(RECORDS TO USE begins)

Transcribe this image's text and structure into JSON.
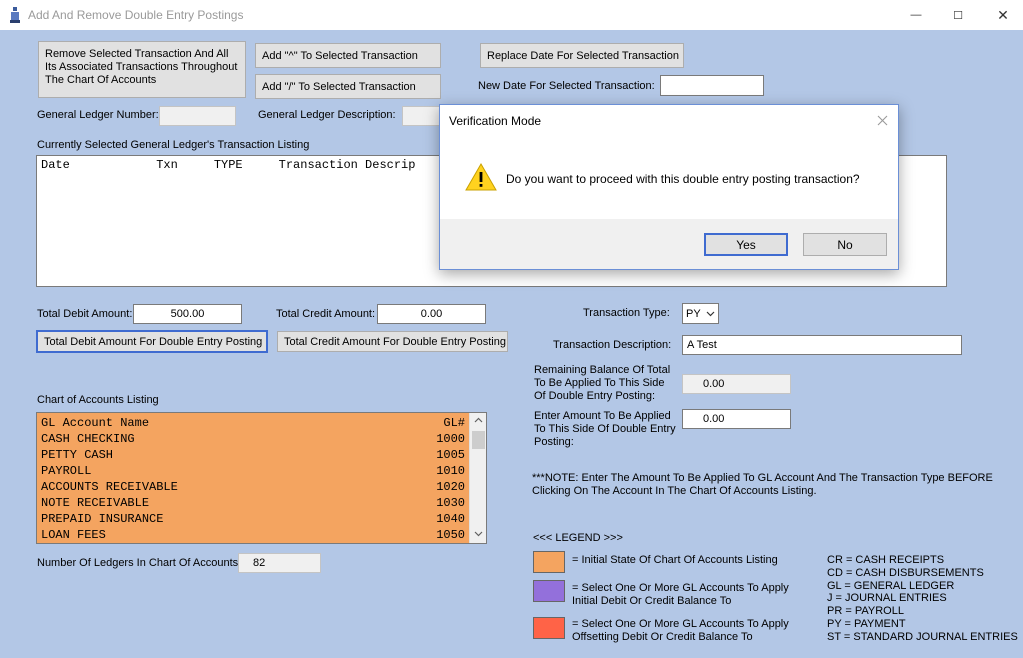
{
  "window": {
    "title": "Add And Remove Double Entry Postings",
    "minimize_glyph": "—",
    "maximize_glyph": "☐",
    "close_glyph": "✕"
  },
  "buttons": {
    "remove_selected": "Remove Selected Transaction And All Its Associated Transactions Throughout The Chart Of Accounts",
    "add_caret": "Add \"^\" To Selected Transaction",
    "add_slash": "Add \"/\" To Selected Transaction",
    "replace_date": "Replace Date For Selected Transaction",
    "total_debit_btn": "Total Debit Amount For Double Entry Posting",
    "total_credit_btn": "Total Credit Amount For Double Entry Posting"
  },
  "labels": {
    "new_date": "New Date For Selected Transaction:",
    "gl_number": "General Ledger Number:",
    "gl_description": "General Ledger Description:",
    "txn_listing": "Currently Selected General Ledger's Transaction Listing",
    "total_debit": "Total Debit Amount:",
    "total_credit": "Total Credit Amount:",
    "txn_type": "Transaction Type:",
    "txn_description": "Transaction Description:",
    "remaining_balance": "Remaining Balance Of Total To Be Applied To This Side Of Double Entry Posting:",
    "enter_amount": "Enter Amount To Be Applied To This Side Of Double Entry Posting:",
    "note": "***NOTE: Enter The Amount To Be Applied To GL Account And The Transaction Type BEFORE Clicking On The Account In The Chart Of Accounts Listing.",
    "coa_listing": "Chart of Accounts Listing",
    "num_ledgers": "Number Of Ledgers In Chart Of Accounts:"
  },
  "fields": {
    "new_date": "",
    "gl_number": "",
    "gl_description": "",
    "total_debit": "500.00",
    "total_credit": "0.00",
    "txn_type": "PY",
    "txn_description": "A Test",
    "remaining_balance": "0.00",
    "enter_amount": "0.00",
    "num_ledgers": "82"
  },
  "txn_listing_header": "Date            Txn     TYPE     Transaction Descrip",
  "chart_of_accounts": {
    "header": {
      "name": "GL Account Name",
      "gl": "GL#"
    },
    "rows": [
      {
        "name": "CASH CHECKING",
        "gl": "1000"
      },
      {
        "name": "PETTY CASH",
        "gl": "1005"
      },
      {
        "name": "PAYROLL",
        "gl": "1010"
      },
      {
        "name": "ACCOUNTS RECEIVABLE",
        "gl": "1020"
      },
      {
        "name": "NOTE RECEIVABLE",
        "gl": "1030"
      },
      {
        "name": "PREPAID INSURANCE",
        "gl": "1040"
      },
      {
        "name": "LOAN FEES",
        "gl": "1050"
      }
    ]
  },
  "legend": {
    "title": "<<< LEGEND >>>",
    "items": [
      {
        "color": "#f4a460",
        "text": "= Initial State Of Chart Of Accounts Listing"
      },
      {
        "color": "#9370db",
        "text": "= Select One Or More GL Accounts To Apply Initial Debit Or Credit Balance To"
      },
      {
        "color": "#ff6347",
        "text": "= Select One Or More GL Accounts To Apply Offsetting Debit Or Credit Balance To"
      }
    ],
    "codes": [
      "CR = CASH RECEIPTS",
      "CD = CASH DISBURSEMENTS",
      "GL = GENERAL LEDGER",
      "J = JOURNAL ENTRIES",
      "PR = PAYROLL",
      "PY = PAYMENT",
      "ST = STANDARD JOURNAL ENTRIES"
    ]
  },
  "dialog": {
    "title": "Verification Mode",
    "message": "Do you want to proceed with this double entry posting transaction?",
    "yes": "Yes",
    "no": "No",
    "icon": "warning-icon"
  },
  "colors": {
    "form_bg": "#b3c7e6",
    "coa_initial": "#f4a460",
    "coa_initial_select": "#9370db",
    "coa_offset_select": "#ff6347",
    "focus_border": "#3f6bd0"
  }
}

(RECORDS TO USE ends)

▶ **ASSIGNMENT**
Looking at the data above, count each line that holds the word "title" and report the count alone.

▶ **TASK SOLUTION**
3